Work instructions
Please repeat each of the records that follow, exactly as written.

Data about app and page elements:
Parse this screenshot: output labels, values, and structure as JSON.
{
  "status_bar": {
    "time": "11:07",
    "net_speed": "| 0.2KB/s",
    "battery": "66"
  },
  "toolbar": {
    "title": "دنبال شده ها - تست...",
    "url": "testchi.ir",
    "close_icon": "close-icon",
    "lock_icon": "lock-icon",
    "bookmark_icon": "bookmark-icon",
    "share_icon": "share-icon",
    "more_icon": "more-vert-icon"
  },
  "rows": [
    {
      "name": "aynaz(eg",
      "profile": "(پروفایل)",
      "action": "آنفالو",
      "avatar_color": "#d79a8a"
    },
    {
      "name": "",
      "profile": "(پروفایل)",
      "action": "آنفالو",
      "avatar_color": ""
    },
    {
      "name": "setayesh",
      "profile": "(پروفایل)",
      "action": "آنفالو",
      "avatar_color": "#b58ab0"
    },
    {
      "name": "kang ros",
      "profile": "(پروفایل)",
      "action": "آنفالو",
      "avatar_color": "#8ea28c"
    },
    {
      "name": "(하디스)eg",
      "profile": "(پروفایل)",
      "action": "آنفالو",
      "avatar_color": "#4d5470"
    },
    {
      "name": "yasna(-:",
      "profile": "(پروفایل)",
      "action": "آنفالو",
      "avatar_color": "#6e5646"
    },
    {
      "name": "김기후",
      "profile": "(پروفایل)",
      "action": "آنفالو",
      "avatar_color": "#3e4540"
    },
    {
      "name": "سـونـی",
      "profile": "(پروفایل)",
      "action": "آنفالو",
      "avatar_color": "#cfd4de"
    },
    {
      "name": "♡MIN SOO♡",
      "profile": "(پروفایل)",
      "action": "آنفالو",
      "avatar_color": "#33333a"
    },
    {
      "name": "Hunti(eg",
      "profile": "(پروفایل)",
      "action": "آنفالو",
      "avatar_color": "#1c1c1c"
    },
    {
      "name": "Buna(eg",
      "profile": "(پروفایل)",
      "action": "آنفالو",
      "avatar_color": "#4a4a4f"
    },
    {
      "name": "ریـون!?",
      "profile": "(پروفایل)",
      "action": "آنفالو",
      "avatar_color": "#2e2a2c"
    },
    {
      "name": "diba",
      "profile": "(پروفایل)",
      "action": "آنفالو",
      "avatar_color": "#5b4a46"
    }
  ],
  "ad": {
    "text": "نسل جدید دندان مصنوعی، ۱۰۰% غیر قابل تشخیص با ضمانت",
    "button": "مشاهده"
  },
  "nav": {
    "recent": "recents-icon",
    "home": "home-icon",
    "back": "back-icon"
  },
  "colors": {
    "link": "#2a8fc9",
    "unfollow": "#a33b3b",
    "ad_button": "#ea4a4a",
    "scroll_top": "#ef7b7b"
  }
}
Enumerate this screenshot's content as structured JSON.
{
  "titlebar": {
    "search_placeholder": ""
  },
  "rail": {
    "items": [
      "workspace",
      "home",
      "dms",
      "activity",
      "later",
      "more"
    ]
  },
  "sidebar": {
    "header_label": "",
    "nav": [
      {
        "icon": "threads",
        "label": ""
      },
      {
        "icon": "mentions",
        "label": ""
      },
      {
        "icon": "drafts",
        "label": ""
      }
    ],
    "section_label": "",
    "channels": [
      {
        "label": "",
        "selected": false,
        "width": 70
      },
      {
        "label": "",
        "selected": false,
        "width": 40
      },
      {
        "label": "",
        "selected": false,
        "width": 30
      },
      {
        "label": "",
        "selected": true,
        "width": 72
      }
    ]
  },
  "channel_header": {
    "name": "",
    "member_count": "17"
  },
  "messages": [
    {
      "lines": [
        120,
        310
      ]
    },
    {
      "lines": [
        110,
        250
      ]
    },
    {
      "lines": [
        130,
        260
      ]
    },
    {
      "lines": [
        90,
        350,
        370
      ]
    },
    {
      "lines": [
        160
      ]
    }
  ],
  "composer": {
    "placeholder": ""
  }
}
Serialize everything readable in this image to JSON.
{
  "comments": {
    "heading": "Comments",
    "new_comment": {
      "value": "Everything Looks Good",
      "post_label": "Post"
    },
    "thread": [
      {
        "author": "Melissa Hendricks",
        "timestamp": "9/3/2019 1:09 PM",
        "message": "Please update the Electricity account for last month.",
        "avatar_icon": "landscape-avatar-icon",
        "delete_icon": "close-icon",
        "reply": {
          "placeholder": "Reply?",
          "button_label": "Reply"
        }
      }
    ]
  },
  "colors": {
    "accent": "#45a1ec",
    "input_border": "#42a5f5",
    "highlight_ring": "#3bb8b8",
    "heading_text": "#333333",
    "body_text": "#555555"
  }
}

Task output
Parse this screenshot: output labels, values, and structure as JSON.
{
  "status_bar": {
    "time": "11:07",
    "net_speed": "| 0.2KB/s",
    "battery": "66"
  },
  "toolbar": {
    "title": "دنبال شده ها - تست...",
    "url": "testchi.ir",
    "close_icon": "close-icon",
    "lock_icon": "lock-icon",
    "bookmark_icon": "bookmark-icon",
    "share_icon": "share-icon",
    "more_icon": "more-vert-icon"
  },
  "rows": [
    {
      "name": "aynaz(eg",
      "profile": "(پروفایل)",
      "action": "آنفالو",
      "avatar_color": "#d79a8a"
    },
    {
      "name": "",
      "profile": "(پروفایل)",
      "action": "آنفالو",
      "avatar_color": ""
    },
    {
      "name": "setayesh",
      "profile": "(پروفایل)",
      "action": "آنفالو",
      "avatar_color": "#b58ab0"
    },
    {
      "name": "kang ros",
      "profile": "(پروفایل)",
      "action": "آنفالو",
      "avatar_color": "#8ea28c"
    },
    {
      "name": "(하디스)eg",
      "profile": "(پروفایل)",
      "action": "آنفالو",
      "avatar_color": "#4d5470"
    },
    {
      "name": "yasna(-:",
      "profile": "(پروفایل)",
      "action": "آنفالو",
      "avatar_color": "#6e5646"
    },
    {
      "name": "김기후",
      "profile": "(پروفایل)",
      "action": "آنفالو",
      "avatar_color": "#3e4540"
    },
    {
      "name": "سـونـی",
      "profile": "(پروفایل)",
      "action": "آنفالو",
      "avatar_color": "#cfd4de"
    },
    {
      "name": "♡MIN SOO♡",
      "profile": "(پروفایل)",
      "action": "آنفالو",
      "avatar_color": "#33333a"
    },
    {
      "name": "Hunti(eg",
      "profile": "(پروفایل)",
      "action": "آنفالو",
      "avatar_color": "#1c1c1c"
    },
    {
      "name": "Buna(eg",
      "profile": "(پروفایل)",
      "action": "آنفالو",
      "avatar_color": "#4a4a4f"
    },
    {
      "name": "ریـون!?",
      "profile": "(پروفایل)",
      "action": "آنفالو",
      "avatar_color": "#2e2a2c"
    },
    {
      "name": "diba",
      "profile": "(پروفایل)",
      "action": "آنفالو",
      "avatar_color": "#5b4a46"
    }
  ],
  "ad": {
    "text": "نسل جدید دندان مصنوعی، ۱۰۰% غیر قابل تشخیص با ضمانت",
    "button": "مشاهده"
  },
  "nav": {
    "recent": "recents-icon",
    "home": "home-icon",
    "back": "back-icon"
  },
  "colors": {
    "link": "#2a8fc9",
    "unfollow": "#a33b3b",
    "ad_button": "#ea4a4a",
    "scroll_top": "#ef7b7b"
  }
}
Enumerate this screenshot's content as structured JSON.
{
  "titlebar": {
    "search_placeholder": ""
  },
  "rail": {
    "items": [
      "workspace",
      "home",
      "dms",
      "activity",
      "later",
      "more"
    ]
  },
  "sidebar": {
    "header_label": "",
    "nav": [
      {
        "icon": "threads",
        "label": ""
      },
      {
        "icon": "mentions",
        "label": ""
      },
      {
        "icon": "drafts",
        "label": ""
      }
    ],
    "section_label": "",
    "channels": [
      {
        "label": "",
        "selected": false,
        "width": 70
      },
      {
        "label": "",
        "selected": false,
        "width": 40
      },
      {
        "label": "",
        "selected": false,
        "width": 30
      },
      {
        "label": "",
        "selected": true,
        "width": 72
      }
    ]
  },
  "channel_header": {
    "name": "",
    "member_count": "17"
  },
  "messages": [
    {
      "lines": [
        120,
        310
      ]
    },
    {
      "lines": [
        110,
        250
      ]
    },
    {
      "lines": [
        130,
        260
      ]
    },
    {
      "lines": [
        90,
        350,
        370
      ]
    },
    {
      "lines": [
        160
      ]
    }
  ],
  "composer": {
    "placeholder": ""
  }
}
Serialize everything readable in this image to JSON.
{
  "comments": {
    "heading": "Comments",
    "new_comment": {
      "value": "Everything Looks Good",
      "post_label": "Post"
    },
    "thread": [
      {
        "author": "Melissa Hendricks",
        "timestamp": "9/3/2019 1:09 PM",
        "message": "Please update the Electricity account for last month.",
        "avatar_icon": "landscape-avatar-icon",
        "delete_icon": "close-icon",
        "reply": {
          "placeholder": "Reply?",
          "button_label": "Reply"
        }
      }
    ]
  },
  "colors": {
    "accent": "#45a1ec",
    "input_border": "#42a5f5",
    "highlight_ring": "#3bb8b8",
    "heading_text": "#333333",
    "body_text": "#555555"
  }
}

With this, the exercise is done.